Aside from the main story, there are also arena and challenge modes to test your skills further if you see fit. Combine that with the quite extensive unlockable roster of characters, and there is longevity to Nine Parchments if you need it. Indeed, the unlockable characters are creative designs that veer from the humanoid starting roster – perhaps you’d like to play as a standing cat or a mechanical owl? It did seem jarring that you cannot switch out for one of these without starting an entire new playthrough, though – it’s counter-intuitive, stopping you from experimenting with your appearance on the go as much as you can with your magic. As I say, for all of the fun I had with Nine Parchments, I don’t feel that urge to play the campaign again and again. Similar to the technical quirks I brought up, it’s decisions such as this that can have quite a detrimental effect on the experience as a whole.

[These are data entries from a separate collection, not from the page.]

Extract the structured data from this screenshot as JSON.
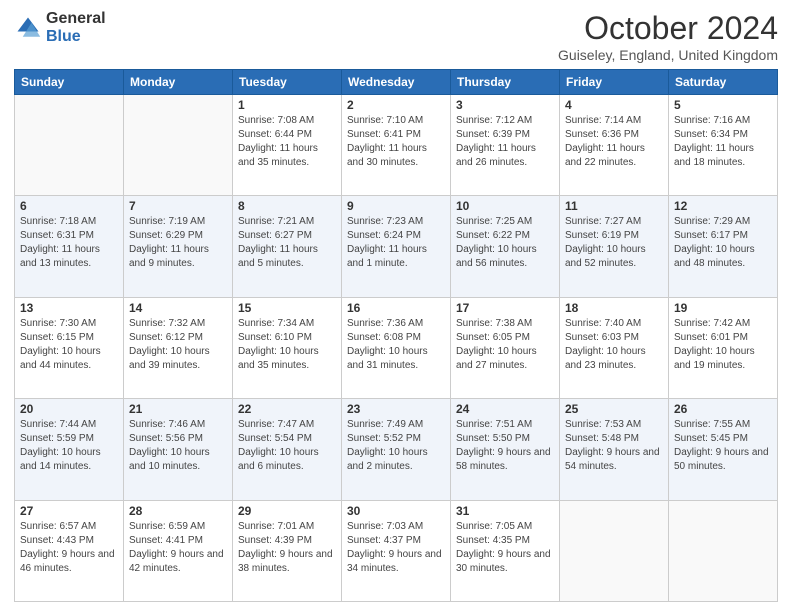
{
  "logo": {
    "general": "General",
    "blue": "Blue"
  },
  "header": {
    "month": "October 2024",
    "location": "Guiseley, England, United Kingdom"
  },
  "days_of_week": [
    "Sunday",
    "Monday",
    "Tuesday",
    "Wednesday",
    "Thursday",
    "Friday",
    "Saturday"
  ],
  "weeks": [
    [
      {
        "day": "",
        "info": ""
      },
      {
        "day": "",
        "info": ""
      },
      {
        "day": "1",
        "info": "Sunrise: 7:08 AM\nSunset: 6:44 PM\nDaylight: 11 hours and 35 minutes."
      },
      {
        "day": "2",
        "info": "Sunrise: 7:10 AM\nSunset: 6:41 PM\nDaylight: 11 hours and 30 minutes."
      },
      {
        "day": "3",
        "info": "Sunrise: 7:12 AM\nSunset: 6:39 PM\nDaylight: 11 hours and 26 minutes."
      },
      {
        "day": "4",
        "info": "Sunrise: 7:14 AM\nSunset: 6:36 PM\nDaylight: 11 hours and 22 minutes."
      },
      {
        "day": "5",
        "info": "Sunrise: 7:16 AM\nSunset: 6:34 PM\nDaylight: 11 hours and 18 minutes."
      }
    ],
    [
      {
        "day": "6",
        "info": "Sunrise: 7:18 AM\nSunset: 6:31 PM\nDaylight: 11 hours and 13 minutes."
      },
      {
        "day": "7",
        "info": "Sunrise: 7:19 AM\nSunset: 6:29 PM\nDaylight: 11 hours and 9 minutes."
      },
      {
        "day": "8",
        "info": "Sunrise: 7:21 AM\nSunset: 6:27 PM\nDaylight: 11 hours and 5 minutes."
      },
      {
        "day": "9",
        "info": "Sunrise: 7:23 AM\nSunset: 6:24 PM\nDaylight: 11 hours and 1 minute."
      },
      {
        "day": "10",
        "info": "Sunrise: 7:25 AM\nSunset: 6:22 PM\nDaylight: 10 hours and 56 minutes."
      },
      {
        "day": "11",
        "info": "Sunrise: 7:27 AM\nSunset: 6:19 PM\nDaylight: 10 hours and 52 minutes."
      },
      {
        "day": "12",
        "info": "Sunrise: 7:29 AM\nSunset: 6:17 PM\nDaylight: 10 hours and 48 minutes."
      }
    ],
    [
      {
        "day": "13",
        "info": "Sunrise: 7:30 AM\nSunset: 6:15 PM\nDaylight: 10 hours and 44 minutes."
      },
      {
        "day": "14",
        "info": "Sunrise: 7:32 AM\nSunset: 6:12 PM\nDaylight: 10 hours and 39 minutes."
      },
      {
        "day": "15",
        "info": "Sunrise: 7:34 AM\nSunset: 6:10 PM\nDaylight: 10 hours and 35 minutes."
      },
      {
        "day": "16",
        "info": "Sunrise: 7:36 AM\nSunset: 6:08 PM\nDaylight: 10 hours and 31 minutes."
      },
      {
        "day": "17",
        "info": "Sunrise: 7:38 AM\nSunset: 6:05 PM\nDaylight: 10 hours and 27 minutes."
      },
      {
        "day": "18",
        "info": "Sunrise: 7:40 AM\nSunset: 6:03 PM\nDaylight: 10 hours and 23 minutes."
      },
      {
        "day": "19",
        "info": "Sunrise: 7:42 AM\nSunset: 6:01 PM\nDaylight: 10 hours and 19 minutes."
      }
    ],
    [
      {
        "day": "20",
        "info": "Sunrise: 7:44 AM\nSunset: 5:59 PM\nDaylight: 10 hours and 14 minutes."
      },
      {
        "day": "21",
        "info": "Sunrise: 7:46 AM\nSunset: 5:56 PM\nDaylight: 10 hours and 10 minutes."
      },
      {
        "day": "22",
        "info": "Sunrise: 7:47 AM\nSunset: 5:54 PM\nDaylight: 10 hours and 6 minutes."
      },
      {
        "day": "23",
        "info": "Sunrise: 7:49 AM\nSunset: 5:52 PM\nDaylight: 10 hours and 2 minutes."
      },
      {
        "day": "24",
        "info": "Sunrise: 7:51 AM\nSunset: 5:50 PM\nDaylight: 9 hours and 58 minutes."
      },
      {
        "day": "25",
        "info": "Sunrise: 7:53 AM\nSunset: 5:48 PM\nDaylight: 9 hours and 54 minutes."
      },
      {
        "day": "26",
        "info": "Sunrise: 7:55 AM\nSunset: 5:45 PM\nDaylight: 9 hours and 50 minutes."
      }
    ],
    [
      {
        "day": "27",
        "info": "Sunrise: 6:57 AM\nSunset: 4:43 PM\nDaylight: 9 hours and 46 minutes."
      },
      {
        "day": "28",
        "info": "Sunrise: 6:59 AM\nSunset: 4:41 PM\nDaylight: 9 hours and 42 minutes."
      },
      {
        "day": "29",
        "info": "Sunrise: 7:01 AM\nSunset: 4:39 PM\nDaylight: 9 hours and 38 minutes."
      },
      {
        "day": "30",
        "info": "Sunrise: 7:03 AM\nSunset: 4:37 PM\nDaylight: 9 hours and 34 minutes."
      },
      {
        "day": "31",
        "info": "Sunrise: 7:05 AM\nSunset: 4:35 PM\nDaylight: 9 hours and 30 minutes."
      },
      {
        "day": "",
        "info": ""
      },
      {
        "day": "",
        "info": ""
      }
    ]
  ]
}
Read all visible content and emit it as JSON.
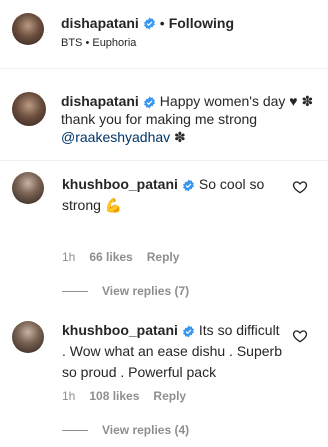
{
  "header": {
    "username": "dishapatani",
    "separator": "•",
    "follow_label": "Following",
    "subtitle": "BTS • Euphoria"
  },
  "caption": {
    "username": "dishapatani",
    "text": "Happy women's day ♥ ✽ thank you for making me strong ",
    "mention": "@raakeshyadhav",
    "tail": " ✽"
  },
  "comments": [
    {
      "username": "khushboo_patani",
      "text": "So cool so strong 💪",
      "time": "1h",
      "likes": "66 likes",
      "reply_label": "Reply",
      "view_replies": "View replies (7)"
    },
    {
      "username": "khushboo_patani",
      "text": "Its so difficult . Wow what an ease dishu . Superb so proud . Powerful pack",
      "time": "1h",
      "likes": "108 likes",
      "reply_label": "Reply",
      "view_replies": "View replies (4)"
    }
  ],
  "colors": {
    "verified": "#3897f0",
    "text": "#262626",
    "muted": "#8e8e8e",
    "mention": "#003569"
  }
}
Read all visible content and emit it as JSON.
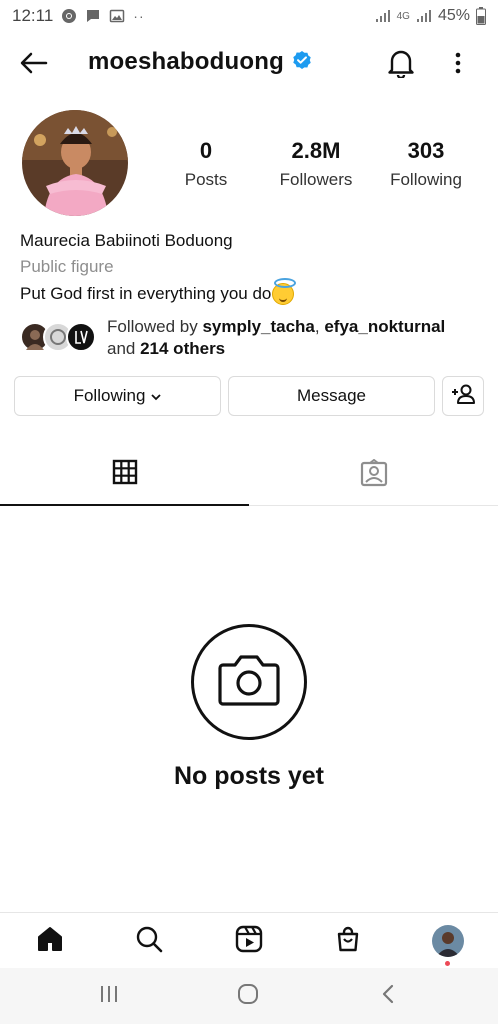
{
  "status_bar": {
    "time": "12:11",
    "network": "4G",
    "battery": "45%",
    "icons": [
      "chrome-icon",
      "message-icon",
      "gallery-icon",
      "more-dots-icon",
      "wifi-signal-icon",
      "cell-signal-icon",
      "battery-icon"
    ]
  },
  "header": {
    "username": "moeshaboduong",
    "verified": true,
    "icons": [
      "back-arrow-icon",
      "verified-badge-icon",
      "bell-icon",
      "more-vertical-icon"
    ]
  },
  "profile": {
    "stats": [
      {
        "value": "0",
        "label": "Posts"
      },
      {
        "value": "2.8M",
        "label": "Followers"
      },
      {
        "value": "303",
        "label": "Following"
      }
    ],
    "full_name": "Maurecia Babiinoti Boduong",
    "category": "Public figure",
    "bio": "Put God first in everything you do",
    "followed_by": {
      "prefix": "Followed by ",
      "user1": "symply_tacha",
      "separator": ", ",
      "user2": "efya_nokturnal",
      "line2_prefix": "and ",
      "others": "214 others"
    }
  },
  "actions": {
    "following_label": "Following",
    "message_label": "Message"
  },
  "tabs": [
    "grid-icon",
    "tagged-icon"
  ],
  "empty_state": {
    "title": "No posts yet"
  },
  "bottom_nav": [
    "home-icon",
    "search-icon",
    "reels-icon",
    "shop-icon",
    "profile-avatar"
  ],
  "colors": {
    "accent": "#1d9bf0",
    "notification_dot": "#ed4956",
    "border": "#dbdbdb"
  }
}
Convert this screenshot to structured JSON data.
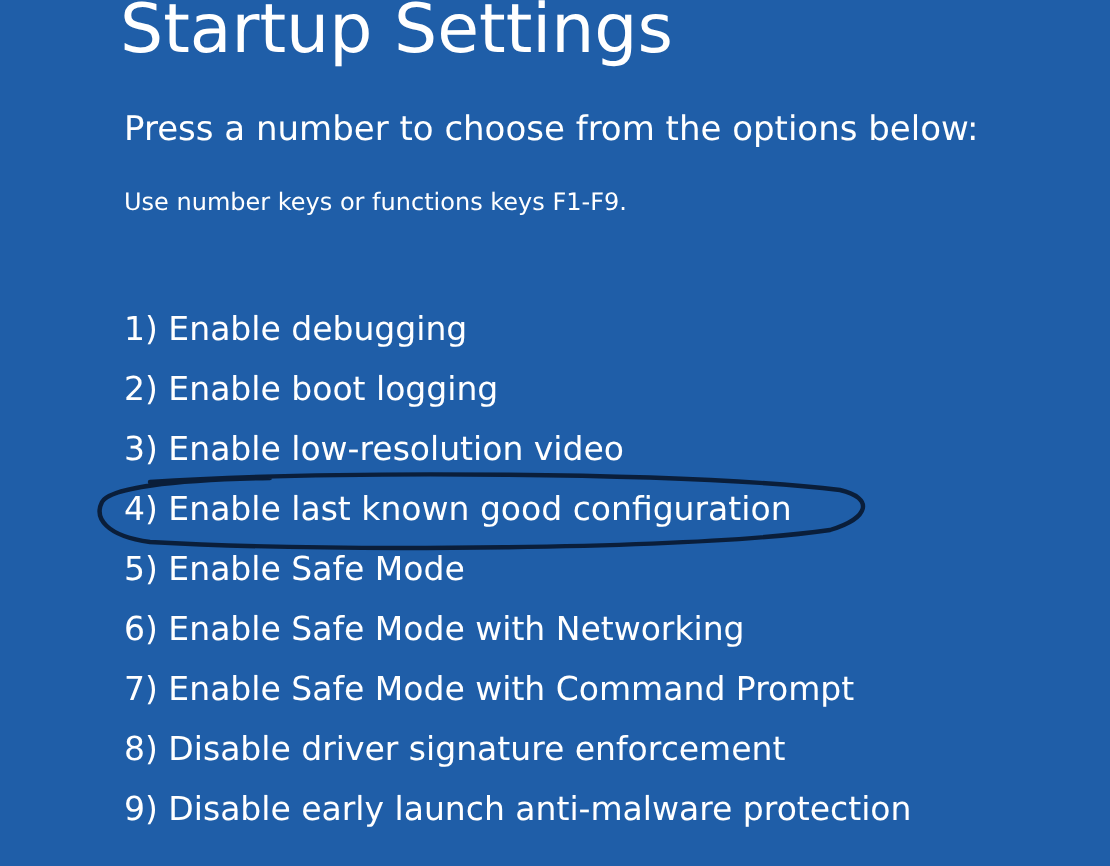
{
  "title": "Startup Settings",
  "prompt": "Press a number to choose from the options below:",
  "hint": "Use number keys or functions keys F1-F9.",
  "options": [
    {
      "label": "1) Enable debugging",
      "circled": false
    },
    {
      "label": "2) Enable boot logging",
      "circled": false
    },
    {
      "label": "3) Enable low-resolution video",
      "circled": false
    },
    {
      "label": "4) Enable last known good configuration",
      "circled": true
    },
    {
      "label": "5) Enable Safe Mode",
      "circled": false
    },
    {
      "label": "6) Enable Safe Mode with Networking",
      "circled": false
    },
    {
      "label": "7) Enable Safe Mode with Command Prompt",
      "circled": false
    },
    {
      "label": "8) Disable driver signature enforcement",
      "circled": false
    },
    {
      "label": "9) Disable early launch anti-malware protection",
      "circled": false
    }
  ]
}
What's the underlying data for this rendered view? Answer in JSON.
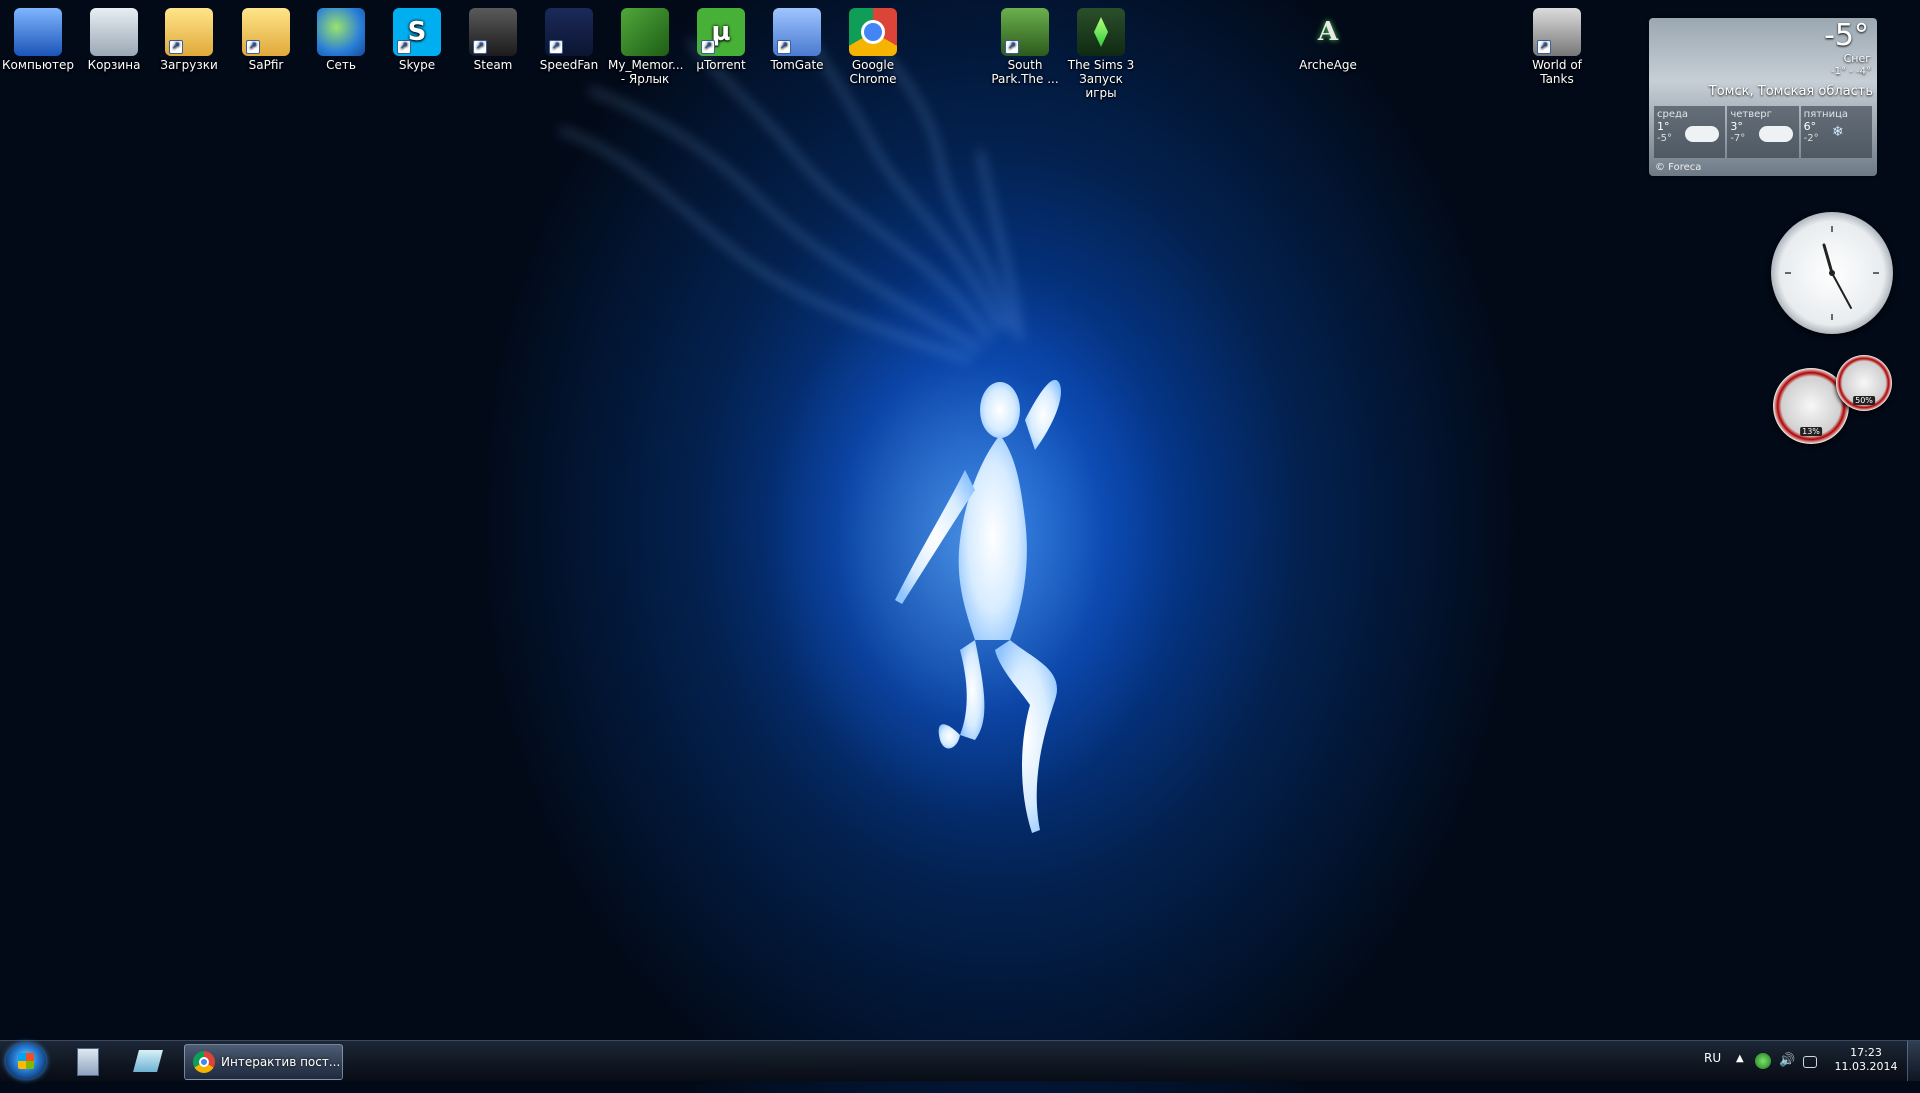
{
  "desktop_icons": [
    {
      "label": "Компьютер",
      "icon": "computer-icon"
    },
    {
      "label": "Корзина",
      "icon": "recycle-bin-icon"
    },
    {
      "label": "Загрузки",
      "icon": "downloads-folder-icon"
    },
    {
      "label": "SaPfir",
      "icon": "folder-icon"
    },
    {
      "label": "Сеть",
      "icon": "network-icon"
    },
    {
      "label": "Skype",
      "icon": "skype-icon"
    },
    {
      "label": "Steam",
      "icon": "steam-icon"
    },
    {
      "label": "SpeedFan",
      "icon": "speedfan-icon"
    },
    {
      "label": "My_Memor... - Ярлык",
      "icon": "memory-module-icon"
    },
    {
      "label": "µTorrent",
      "icon": "utorrent-icon"
    },
    {
      "label": "TomGate",
      "icon": "tomgate-icon"
    },
    {
      "label": "Google Chrome",
      "icon": "chrome-icon"
    },
    {
      "label": "South Park.The ...",
      "icon": "south-park-icon"
    },
    {
      "label": "The Sims 3 Запуск игры",
      "icon": "sims3-icon"
    },
    {
      "label": "ArcheAge",
      "icon": "archeage-icon"
    },
    {
      "label": "World of Tanks",
      "icon": "world-of-tanks-icon"
    }
  ],
  "weather": {
    "temperature": "-5°",
    "condition": "Снег",
    "range": "-1° - -4°",
    "location": "Томск, Томская область",
    "days": [
      {
        "name": "среда",
        "high": "1°",
        "low": "-5°"
      },
      {
        "name": "четверг",
        "high": "3°",
        "low": "-7°"
      },
      {
        "name": "пятница",
        "high": "6°",
        "low": "-2°"
      }
    ],
    "provider": "© Foreca"
  },
  "cpu_meter": {
    "cpu": "13%",
    "memory": "50%"
  },
  "taskbar": {
    "active_window_label": "Интерактив пост...",
    "language": "RU",
    "time": "17:23",
    "date": "11.03.2014"
  },
  "colors": {
    "wallpaper_accent": "#0b56c7",
    "taskbar": "#141c28"
  }
}
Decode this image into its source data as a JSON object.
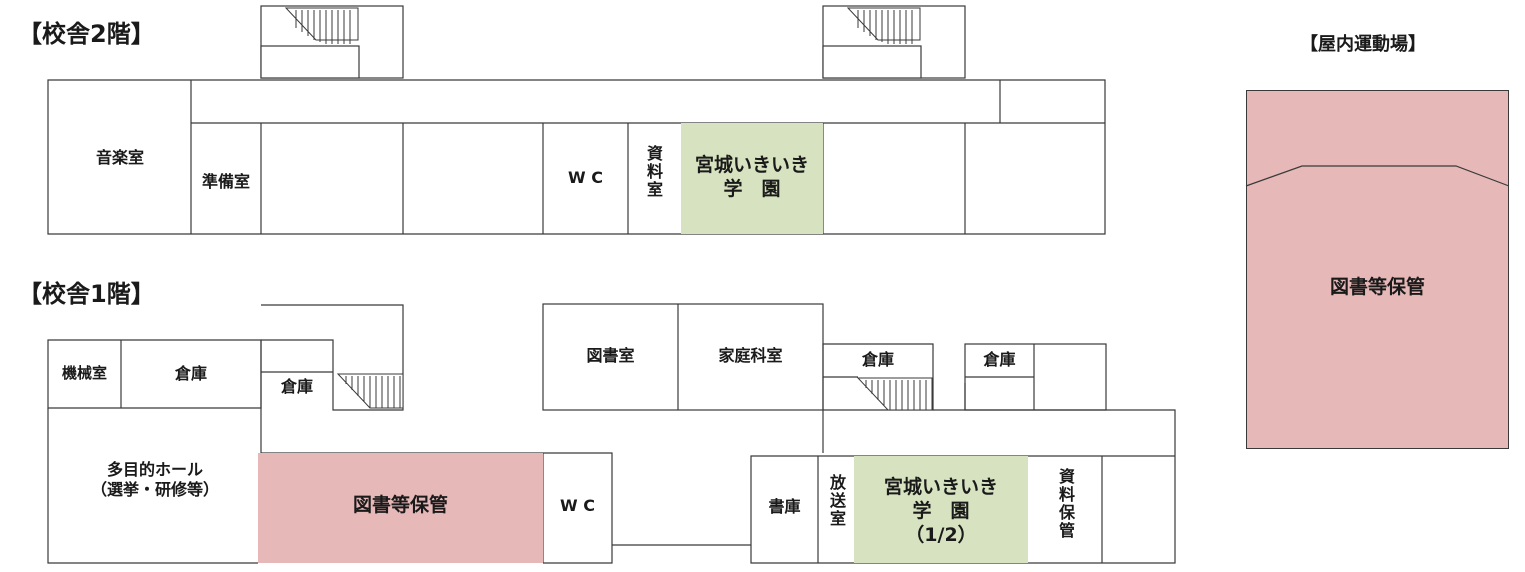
{
  "titles": {
    "floor2": "【校舎2階】",
    "floor1": "【校舎1階】",
    "gym": "【屋内運動場】"
  },
  "floor2": {
    "music": "音楽室",
    "prep": "準備室",
    "wc": "W C",
    "docs": "資料室",
    "miyagi": "宮城いきいき\n学　園"
  },
  "floor1": {
    "machine": "機械室",
    "storage_a": "倉庫",
    "storage_b": "倉庫",
    "library": "図書室",
    "homeec": "家庭科室",
    "storage_c": "倉庫",
    "storage_d": "倉庫",
    "hall": "多目的ホール\n（選挙・研修等）",
    "book_storage": "図書等保管",
    "wc": "W C",
    "archive": "書庫",
    "broadcast": "放送室",
    "miyagi": "宮城いきいき\n学　園\n（1/2）",
    "docs_storage": "資料保管"
  },
  "gym": {
    "book_storage": "図書等保管"
  },
  "colors": {
    "storage_highlight": "#e6b8b8",
    "miyagi_highlight": "#d7e3c0",
    "wall": "#3a3a3a"
  }
}
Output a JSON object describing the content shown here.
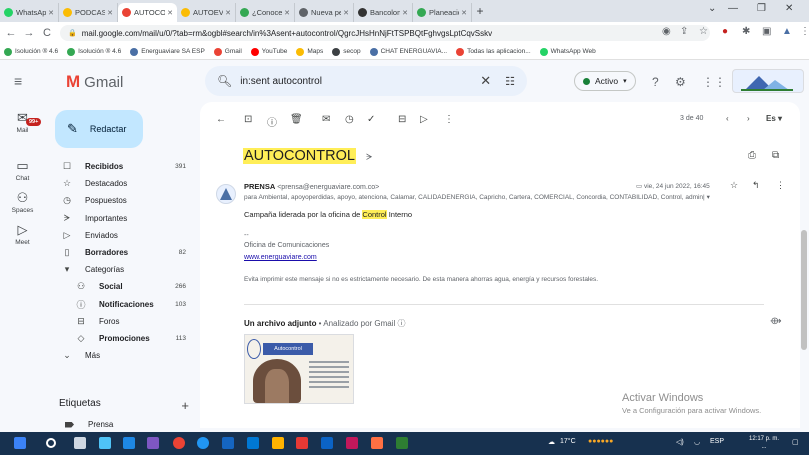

Overall, Nine Parchments doesn’t quite match the exciting potential of a co-op magical twin-stick adventure. The core magical combat is satisfying to a degree, but it’s never quite clever or varied enough to be fully absorbing. In my opinion, the game really needs to be played with a group to soften some of the issues with repetitiveness and story. There is clear intent to give the player side content and reasons to play again, but some technical drawbacks hurt and delay that. Furthermore, the length of the game lands in an awkward middle ground, where the campaign is too short to have that epic adventuring feel, but too long to encourage me into roguelike-esque repeated playthroughs. Really, Nine Parchments needed to commit one way or the other, especially for solo players. Despite all of this, it can offer an entertaining time for a group of friends, especially if you find yourself drawn to more magical aesthetics. To reiterate, though; do consider carefully whether you turn on friendly fire or not…